Which lines of the entries below include "Canon"? List them all.

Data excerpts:
★ ★ ★ ★ ★
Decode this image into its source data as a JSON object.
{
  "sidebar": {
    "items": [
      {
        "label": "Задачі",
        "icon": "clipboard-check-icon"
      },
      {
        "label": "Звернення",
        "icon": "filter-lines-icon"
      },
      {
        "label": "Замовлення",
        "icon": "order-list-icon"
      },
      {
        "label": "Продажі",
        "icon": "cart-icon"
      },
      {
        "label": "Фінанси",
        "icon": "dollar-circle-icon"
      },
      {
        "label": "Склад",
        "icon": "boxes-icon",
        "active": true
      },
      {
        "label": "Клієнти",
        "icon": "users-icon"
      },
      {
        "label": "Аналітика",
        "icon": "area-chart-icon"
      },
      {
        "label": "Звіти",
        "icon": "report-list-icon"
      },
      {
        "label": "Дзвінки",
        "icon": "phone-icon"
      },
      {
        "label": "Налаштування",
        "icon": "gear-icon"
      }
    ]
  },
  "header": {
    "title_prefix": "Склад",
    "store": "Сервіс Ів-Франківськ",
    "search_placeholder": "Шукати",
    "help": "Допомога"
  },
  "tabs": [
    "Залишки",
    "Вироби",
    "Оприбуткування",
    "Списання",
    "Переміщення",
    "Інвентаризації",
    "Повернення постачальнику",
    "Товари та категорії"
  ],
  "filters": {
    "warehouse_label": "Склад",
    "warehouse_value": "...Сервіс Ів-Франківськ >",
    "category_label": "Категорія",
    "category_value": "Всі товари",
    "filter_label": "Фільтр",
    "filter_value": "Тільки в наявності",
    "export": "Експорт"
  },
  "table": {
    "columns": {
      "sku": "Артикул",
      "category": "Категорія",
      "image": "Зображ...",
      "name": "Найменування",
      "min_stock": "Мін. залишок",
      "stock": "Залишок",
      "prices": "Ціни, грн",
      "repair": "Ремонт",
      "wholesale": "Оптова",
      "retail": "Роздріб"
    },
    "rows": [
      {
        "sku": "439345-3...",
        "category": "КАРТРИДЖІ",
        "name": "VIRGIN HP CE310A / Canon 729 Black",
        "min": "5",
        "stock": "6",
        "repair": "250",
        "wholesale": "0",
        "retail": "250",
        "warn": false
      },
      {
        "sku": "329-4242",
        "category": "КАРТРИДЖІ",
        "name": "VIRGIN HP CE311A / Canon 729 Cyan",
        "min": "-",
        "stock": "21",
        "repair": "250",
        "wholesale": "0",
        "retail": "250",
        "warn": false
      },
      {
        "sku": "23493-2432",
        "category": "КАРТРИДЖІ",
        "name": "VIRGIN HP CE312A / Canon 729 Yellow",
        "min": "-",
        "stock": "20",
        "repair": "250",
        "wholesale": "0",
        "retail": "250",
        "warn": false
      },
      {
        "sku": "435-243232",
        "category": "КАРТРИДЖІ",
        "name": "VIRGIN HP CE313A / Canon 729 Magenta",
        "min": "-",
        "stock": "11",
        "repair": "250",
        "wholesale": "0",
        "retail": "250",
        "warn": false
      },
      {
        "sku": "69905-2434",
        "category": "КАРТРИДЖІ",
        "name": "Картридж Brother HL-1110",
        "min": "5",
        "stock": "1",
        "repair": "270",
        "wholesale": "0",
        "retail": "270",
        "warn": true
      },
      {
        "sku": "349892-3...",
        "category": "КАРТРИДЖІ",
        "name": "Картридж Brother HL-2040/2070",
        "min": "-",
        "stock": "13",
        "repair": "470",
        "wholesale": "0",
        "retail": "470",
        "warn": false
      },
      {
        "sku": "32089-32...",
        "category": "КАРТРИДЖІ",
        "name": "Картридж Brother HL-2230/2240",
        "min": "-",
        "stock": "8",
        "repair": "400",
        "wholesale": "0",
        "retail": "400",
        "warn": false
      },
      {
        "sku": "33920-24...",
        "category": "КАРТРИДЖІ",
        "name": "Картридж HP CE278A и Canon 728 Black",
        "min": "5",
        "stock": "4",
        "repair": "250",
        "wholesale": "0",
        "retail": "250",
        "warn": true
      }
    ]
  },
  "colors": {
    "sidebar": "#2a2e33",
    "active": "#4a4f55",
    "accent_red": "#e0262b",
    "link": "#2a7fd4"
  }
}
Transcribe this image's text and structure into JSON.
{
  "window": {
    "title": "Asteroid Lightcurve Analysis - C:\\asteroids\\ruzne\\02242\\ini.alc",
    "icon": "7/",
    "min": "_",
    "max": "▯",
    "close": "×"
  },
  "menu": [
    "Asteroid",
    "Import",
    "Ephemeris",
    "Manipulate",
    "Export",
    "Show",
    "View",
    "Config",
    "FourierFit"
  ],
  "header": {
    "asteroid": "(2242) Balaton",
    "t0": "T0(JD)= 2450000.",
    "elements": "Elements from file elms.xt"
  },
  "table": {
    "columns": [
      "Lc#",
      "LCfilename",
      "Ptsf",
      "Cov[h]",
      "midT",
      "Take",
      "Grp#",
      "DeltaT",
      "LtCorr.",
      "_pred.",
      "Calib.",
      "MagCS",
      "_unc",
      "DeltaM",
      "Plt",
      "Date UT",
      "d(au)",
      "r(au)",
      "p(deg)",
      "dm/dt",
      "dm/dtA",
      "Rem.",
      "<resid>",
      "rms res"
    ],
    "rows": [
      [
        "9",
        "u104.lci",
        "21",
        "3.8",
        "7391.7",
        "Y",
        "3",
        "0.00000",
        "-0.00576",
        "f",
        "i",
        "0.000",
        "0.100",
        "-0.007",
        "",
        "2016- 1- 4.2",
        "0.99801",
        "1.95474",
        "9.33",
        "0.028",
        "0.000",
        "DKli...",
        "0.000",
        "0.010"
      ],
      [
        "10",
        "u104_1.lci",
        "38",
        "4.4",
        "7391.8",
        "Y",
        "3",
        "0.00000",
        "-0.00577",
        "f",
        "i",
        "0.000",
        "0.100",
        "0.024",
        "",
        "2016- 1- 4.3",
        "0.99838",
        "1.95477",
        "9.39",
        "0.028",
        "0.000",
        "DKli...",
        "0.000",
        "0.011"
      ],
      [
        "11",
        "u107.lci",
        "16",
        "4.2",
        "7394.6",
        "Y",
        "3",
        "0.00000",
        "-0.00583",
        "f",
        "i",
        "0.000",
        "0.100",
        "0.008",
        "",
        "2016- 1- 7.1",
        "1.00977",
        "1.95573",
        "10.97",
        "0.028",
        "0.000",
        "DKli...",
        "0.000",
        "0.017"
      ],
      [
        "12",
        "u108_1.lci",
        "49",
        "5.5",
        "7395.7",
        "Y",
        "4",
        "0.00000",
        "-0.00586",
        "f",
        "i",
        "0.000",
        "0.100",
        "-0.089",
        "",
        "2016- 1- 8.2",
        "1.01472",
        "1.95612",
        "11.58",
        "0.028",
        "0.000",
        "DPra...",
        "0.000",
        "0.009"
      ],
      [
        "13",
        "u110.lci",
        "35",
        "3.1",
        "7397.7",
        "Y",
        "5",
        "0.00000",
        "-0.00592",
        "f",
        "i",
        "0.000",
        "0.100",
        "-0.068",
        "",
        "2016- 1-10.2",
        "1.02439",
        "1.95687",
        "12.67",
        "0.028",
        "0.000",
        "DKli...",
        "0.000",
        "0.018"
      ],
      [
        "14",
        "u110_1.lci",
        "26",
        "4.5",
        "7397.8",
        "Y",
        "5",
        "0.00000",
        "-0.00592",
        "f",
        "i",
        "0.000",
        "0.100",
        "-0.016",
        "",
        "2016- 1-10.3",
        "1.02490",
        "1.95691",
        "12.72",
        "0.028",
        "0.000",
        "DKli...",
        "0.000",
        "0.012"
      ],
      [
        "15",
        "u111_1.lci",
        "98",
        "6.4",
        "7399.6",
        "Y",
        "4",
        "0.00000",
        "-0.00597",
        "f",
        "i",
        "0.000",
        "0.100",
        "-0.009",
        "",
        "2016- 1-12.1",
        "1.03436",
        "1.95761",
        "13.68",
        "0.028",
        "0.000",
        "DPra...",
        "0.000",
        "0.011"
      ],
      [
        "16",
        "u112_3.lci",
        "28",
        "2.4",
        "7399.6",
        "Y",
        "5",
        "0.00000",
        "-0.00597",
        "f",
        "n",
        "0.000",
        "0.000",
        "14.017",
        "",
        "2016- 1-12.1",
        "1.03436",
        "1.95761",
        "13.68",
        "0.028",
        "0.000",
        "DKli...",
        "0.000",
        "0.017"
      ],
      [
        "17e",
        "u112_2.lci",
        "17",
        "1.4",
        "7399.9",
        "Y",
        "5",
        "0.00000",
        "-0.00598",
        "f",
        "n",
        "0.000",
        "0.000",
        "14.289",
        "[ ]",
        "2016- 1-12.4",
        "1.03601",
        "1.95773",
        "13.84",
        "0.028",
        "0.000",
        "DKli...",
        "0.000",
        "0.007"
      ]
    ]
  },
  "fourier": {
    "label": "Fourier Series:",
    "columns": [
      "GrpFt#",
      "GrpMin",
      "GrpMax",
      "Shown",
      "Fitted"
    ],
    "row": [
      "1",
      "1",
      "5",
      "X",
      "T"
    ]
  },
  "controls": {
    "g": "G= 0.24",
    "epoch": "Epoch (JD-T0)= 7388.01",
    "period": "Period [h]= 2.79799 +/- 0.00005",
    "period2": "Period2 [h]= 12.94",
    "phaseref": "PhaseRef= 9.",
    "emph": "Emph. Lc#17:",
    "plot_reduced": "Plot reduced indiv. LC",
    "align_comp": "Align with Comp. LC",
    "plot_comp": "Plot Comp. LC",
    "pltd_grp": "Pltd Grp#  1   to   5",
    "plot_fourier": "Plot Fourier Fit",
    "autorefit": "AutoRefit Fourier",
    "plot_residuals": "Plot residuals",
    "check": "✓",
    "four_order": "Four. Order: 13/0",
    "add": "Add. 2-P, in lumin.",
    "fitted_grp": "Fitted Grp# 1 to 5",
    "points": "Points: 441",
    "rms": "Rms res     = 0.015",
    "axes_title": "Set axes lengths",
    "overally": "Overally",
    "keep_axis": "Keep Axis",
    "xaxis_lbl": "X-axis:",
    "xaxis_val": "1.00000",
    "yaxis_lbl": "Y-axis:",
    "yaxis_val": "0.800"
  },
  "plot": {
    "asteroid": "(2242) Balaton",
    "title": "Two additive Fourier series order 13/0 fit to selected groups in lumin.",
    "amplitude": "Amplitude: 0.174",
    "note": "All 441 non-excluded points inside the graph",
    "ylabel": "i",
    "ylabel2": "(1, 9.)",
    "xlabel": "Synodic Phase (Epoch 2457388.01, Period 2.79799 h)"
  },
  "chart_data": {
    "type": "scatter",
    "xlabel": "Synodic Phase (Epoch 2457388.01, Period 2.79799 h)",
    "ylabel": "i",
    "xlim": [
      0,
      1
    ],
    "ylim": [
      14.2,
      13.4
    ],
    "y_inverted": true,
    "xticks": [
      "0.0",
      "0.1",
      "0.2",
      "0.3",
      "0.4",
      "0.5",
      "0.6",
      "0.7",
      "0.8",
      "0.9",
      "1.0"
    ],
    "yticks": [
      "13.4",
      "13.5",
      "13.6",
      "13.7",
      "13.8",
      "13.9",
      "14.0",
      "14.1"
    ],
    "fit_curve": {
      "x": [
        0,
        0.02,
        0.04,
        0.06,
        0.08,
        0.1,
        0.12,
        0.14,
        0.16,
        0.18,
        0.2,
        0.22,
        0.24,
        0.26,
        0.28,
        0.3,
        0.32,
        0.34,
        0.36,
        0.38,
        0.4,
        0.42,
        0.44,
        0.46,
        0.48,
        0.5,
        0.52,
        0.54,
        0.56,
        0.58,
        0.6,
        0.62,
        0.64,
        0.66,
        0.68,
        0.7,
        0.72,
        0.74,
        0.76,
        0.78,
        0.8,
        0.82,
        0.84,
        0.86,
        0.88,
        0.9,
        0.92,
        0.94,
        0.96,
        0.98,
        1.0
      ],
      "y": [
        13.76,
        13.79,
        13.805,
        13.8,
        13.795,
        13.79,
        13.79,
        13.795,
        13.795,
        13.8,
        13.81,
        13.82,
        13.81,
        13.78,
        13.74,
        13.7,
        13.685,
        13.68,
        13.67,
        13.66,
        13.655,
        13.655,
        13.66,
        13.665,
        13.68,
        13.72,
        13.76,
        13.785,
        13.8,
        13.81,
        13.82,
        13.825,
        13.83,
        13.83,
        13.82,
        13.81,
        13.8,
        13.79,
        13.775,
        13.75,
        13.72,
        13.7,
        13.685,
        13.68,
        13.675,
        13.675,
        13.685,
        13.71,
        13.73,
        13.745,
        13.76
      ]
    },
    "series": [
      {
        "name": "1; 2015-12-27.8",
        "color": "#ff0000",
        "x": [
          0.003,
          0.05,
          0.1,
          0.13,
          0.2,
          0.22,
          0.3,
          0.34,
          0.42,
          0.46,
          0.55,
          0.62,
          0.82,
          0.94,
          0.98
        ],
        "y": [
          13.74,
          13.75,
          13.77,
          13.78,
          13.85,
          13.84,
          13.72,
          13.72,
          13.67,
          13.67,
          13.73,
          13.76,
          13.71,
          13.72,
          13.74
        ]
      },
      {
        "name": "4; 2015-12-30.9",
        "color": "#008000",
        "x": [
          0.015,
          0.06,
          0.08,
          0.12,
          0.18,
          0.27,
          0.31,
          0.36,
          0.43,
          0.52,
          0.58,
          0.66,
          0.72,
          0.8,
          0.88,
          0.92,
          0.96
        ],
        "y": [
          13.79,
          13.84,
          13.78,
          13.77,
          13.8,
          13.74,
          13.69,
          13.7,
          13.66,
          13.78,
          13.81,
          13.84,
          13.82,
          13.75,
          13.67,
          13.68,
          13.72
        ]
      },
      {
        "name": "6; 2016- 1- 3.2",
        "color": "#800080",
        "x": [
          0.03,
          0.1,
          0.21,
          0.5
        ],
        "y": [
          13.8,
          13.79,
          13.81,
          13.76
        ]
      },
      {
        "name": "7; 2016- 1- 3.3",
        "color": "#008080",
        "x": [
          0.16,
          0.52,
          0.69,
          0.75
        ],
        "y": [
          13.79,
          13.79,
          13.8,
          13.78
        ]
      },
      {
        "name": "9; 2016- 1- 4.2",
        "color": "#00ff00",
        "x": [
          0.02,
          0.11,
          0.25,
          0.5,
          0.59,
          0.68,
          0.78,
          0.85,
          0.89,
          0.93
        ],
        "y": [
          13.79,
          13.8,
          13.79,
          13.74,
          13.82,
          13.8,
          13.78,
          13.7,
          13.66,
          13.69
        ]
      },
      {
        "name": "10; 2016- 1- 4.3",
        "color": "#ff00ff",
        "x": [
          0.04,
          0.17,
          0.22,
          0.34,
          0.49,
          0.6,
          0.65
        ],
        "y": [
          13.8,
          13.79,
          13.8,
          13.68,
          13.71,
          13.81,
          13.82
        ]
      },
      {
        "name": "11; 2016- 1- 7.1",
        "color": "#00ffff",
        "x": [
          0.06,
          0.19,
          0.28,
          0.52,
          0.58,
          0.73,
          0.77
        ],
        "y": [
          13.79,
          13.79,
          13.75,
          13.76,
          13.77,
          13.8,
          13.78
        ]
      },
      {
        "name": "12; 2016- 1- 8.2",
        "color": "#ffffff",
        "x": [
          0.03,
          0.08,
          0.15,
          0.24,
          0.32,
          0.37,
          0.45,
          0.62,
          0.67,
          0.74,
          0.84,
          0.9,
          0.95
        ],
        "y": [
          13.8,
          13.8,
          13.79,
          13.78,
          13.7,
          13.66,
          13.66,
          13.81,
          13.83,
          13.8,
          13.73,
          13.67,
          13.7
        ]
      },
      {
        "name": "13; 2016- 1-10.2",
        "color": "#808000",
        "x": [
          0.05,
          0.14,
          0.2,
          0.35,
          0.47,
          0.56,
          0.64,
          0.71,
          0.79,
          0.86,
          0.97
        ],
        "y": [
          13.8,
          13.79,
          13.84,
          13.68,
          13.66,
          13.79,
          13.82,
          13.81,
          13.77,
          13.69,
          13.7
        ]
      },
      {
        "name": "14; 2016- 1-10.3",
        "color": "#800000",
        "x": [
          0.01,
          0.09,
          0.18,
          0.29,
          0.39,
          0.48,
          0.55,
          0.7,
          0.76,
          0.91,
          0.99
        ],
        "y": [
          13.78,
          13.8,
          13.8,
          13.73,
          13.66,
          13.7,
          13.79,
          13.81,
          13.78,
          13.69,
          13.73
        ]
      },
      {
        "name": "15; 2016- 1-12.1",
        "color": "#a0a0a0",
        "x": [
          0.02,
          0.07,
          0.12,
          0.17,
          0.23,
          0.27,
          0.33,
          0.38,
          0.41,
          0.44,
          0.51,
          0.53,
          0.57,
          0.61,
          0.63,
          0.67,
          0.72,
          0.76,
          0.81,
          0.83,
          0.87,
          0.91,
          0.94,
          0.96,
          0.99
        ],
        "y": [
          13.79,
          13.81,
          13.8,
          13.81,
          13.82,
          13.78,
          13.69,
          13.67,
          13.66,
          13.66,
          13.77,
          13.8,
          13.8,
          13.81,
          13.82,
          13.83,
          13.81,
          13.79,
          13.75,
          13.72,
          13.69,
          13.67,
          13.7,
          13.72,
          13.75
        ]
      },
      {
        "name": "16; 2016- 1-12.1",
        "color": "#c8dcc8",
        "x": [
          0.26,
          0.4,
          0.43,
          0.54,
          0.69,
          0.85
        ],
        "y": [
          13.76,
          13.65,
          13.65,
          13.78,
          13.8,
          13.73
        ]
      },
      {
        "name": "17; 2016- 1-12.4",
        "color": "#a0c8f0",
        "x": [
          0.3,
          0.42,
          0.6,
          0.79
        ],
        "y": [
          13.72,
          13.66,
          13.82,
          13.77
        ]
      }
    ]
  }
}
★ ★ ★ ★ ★
OUTPUT OF THE TASK:
        "name": "VIRGIN HP CE310A / Canon 729 Black",
        "name": "VIRGIN HP CE311A / Canon 729 Cyan",
        "name": "VIRGIN HP CE312A / Canon 729 Yellow",
        "name": "VIRGIN HP CE313A / Canon 729 Magenta",
        "name": "Картридж HP CE278A и Canon 728 Black",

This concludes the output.